- Cost (e.g. Cost)
How to calculate the value
Answer from 1 (completely
unimportant) to 5 (critical), to the four genericperformance dimensions, for a product.
Then follow the steps, as given in the picture.
trade-offs (among performance dimensions), and give an example?A decision to emphasizesome dimensionsat the expense of others. For e.g. When doing more flights, it means greater flexibilityfor consumers, but a trade-offis then that it will bring higher costs.
What are order winners?A performance dimension that differentiates a company's products and services from its competitors.
What are order qualifiers?Order qualifiers are performance dimensions on which customers expect a minimum level of performance.
When supplying industrial chemicals, for the supplier's perspective, product quality is the order qualifier; cost, delivery, speed, and flexibility are order winners.

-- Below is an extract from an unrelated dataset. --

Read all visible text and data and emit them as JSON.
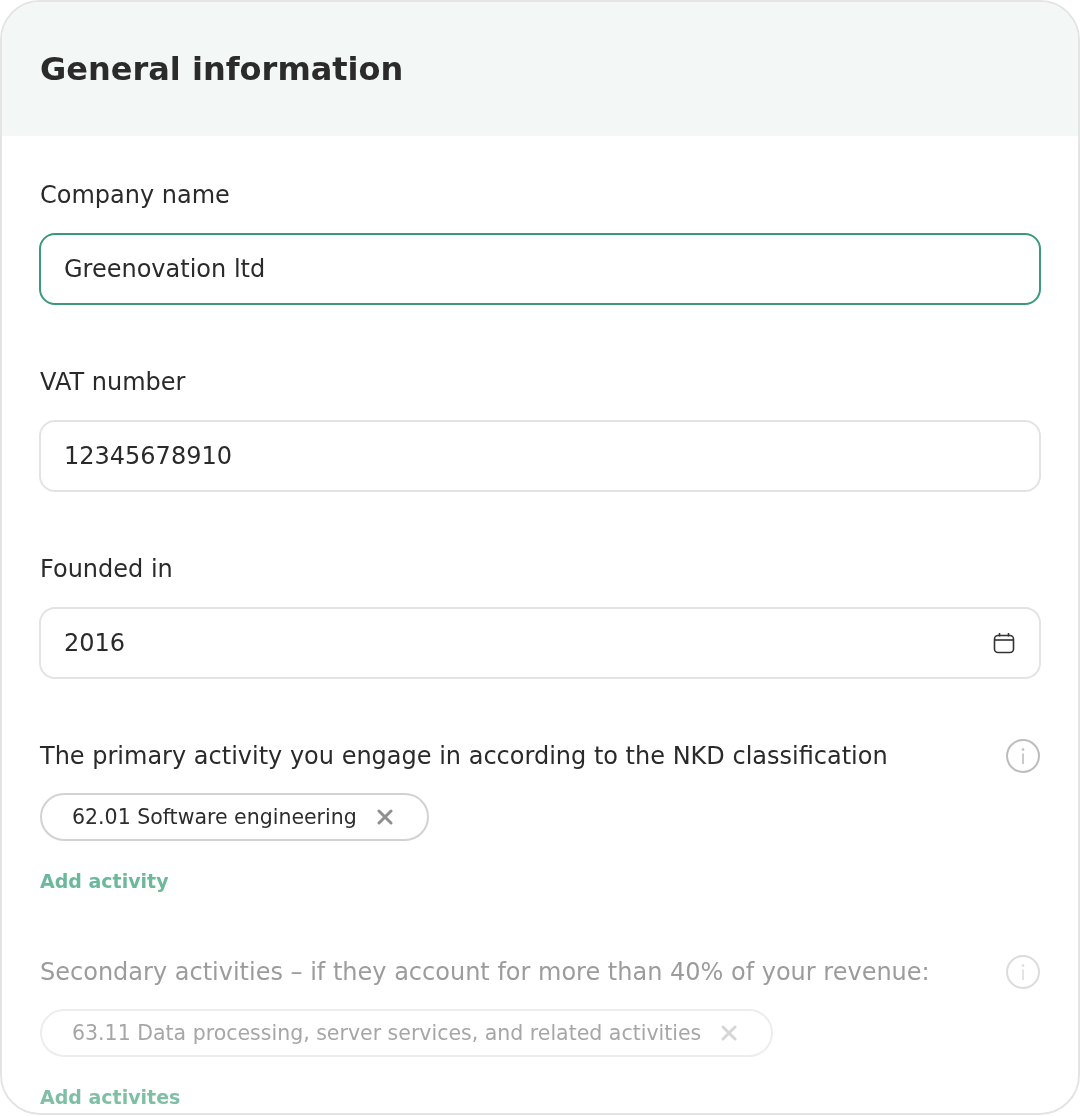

Order qualifiers and winners helps operations and SCM formulate strategy in three ways.
- Identifying problem areas, as well as strengths.
- Clarifies the issues surrounding decisions on trade-offs.
- It helps managers prioritise their efforts.
The four stages of alignment with the business strategy;
- Internally neutral; seeking any negative potential in O&SCM areas
- Externally neutral; what works for competitors will work for the company as well.
- Internally supportive; strategic debate aligning business strategy.
- Externally supportive: business strategy actively seeks to exploit the core competencies found within these areas.
- Finance; budgeting, analysis, funds
- (M)IS*; what IT solutions to make it all work together?
- Human Resources; skills? Training? # of employees?
- Marketing; what products? What volumes? Costs? Quality? Delivery?
- Accounting; performance measurement systems, planning, and control
- Design; sustainability, quality, manufacturability
Closing the Loop Between Business Strategy and Functional Area Strategies
Latest added flashcards
- The process of planning, implementing, and controlling the efficient, cost effective flow of raw materials, in process inventory, finished goods and related information from the point of consumption to the point of origin for the purpose of recapturing value or proper disposal.
- Information that was previously fragmented in different systems can seamlessly flow throughout the firm so that it can be shared by business processes in manufacturing, accounting, Human Resources, and other areas.
- Better data leads to better Business decisions
- With a modern ERP system, all necessary applications are integrated, your data is
- standardized and the tools to see year-over-year comparisons and forecasts are built in. These are often presented in an easy-to-read dashboard format (as pictured below).
- ERP systems can automate and streamline daily processes, giving your employees more time to do things that generate revenue.
- Reducing both fixed and
- Allowing the client organization to focus on its core business
Accessingskills and technologies
- Providing flexibility
only by $1 multiplied by the pretax profit margin.
Profit leverage The profit-leverage effect means that if purchasing costs constitute a major portion of the total cost of a business, a saving in purchasing costs has greater profitpotential than a similar increase in sales.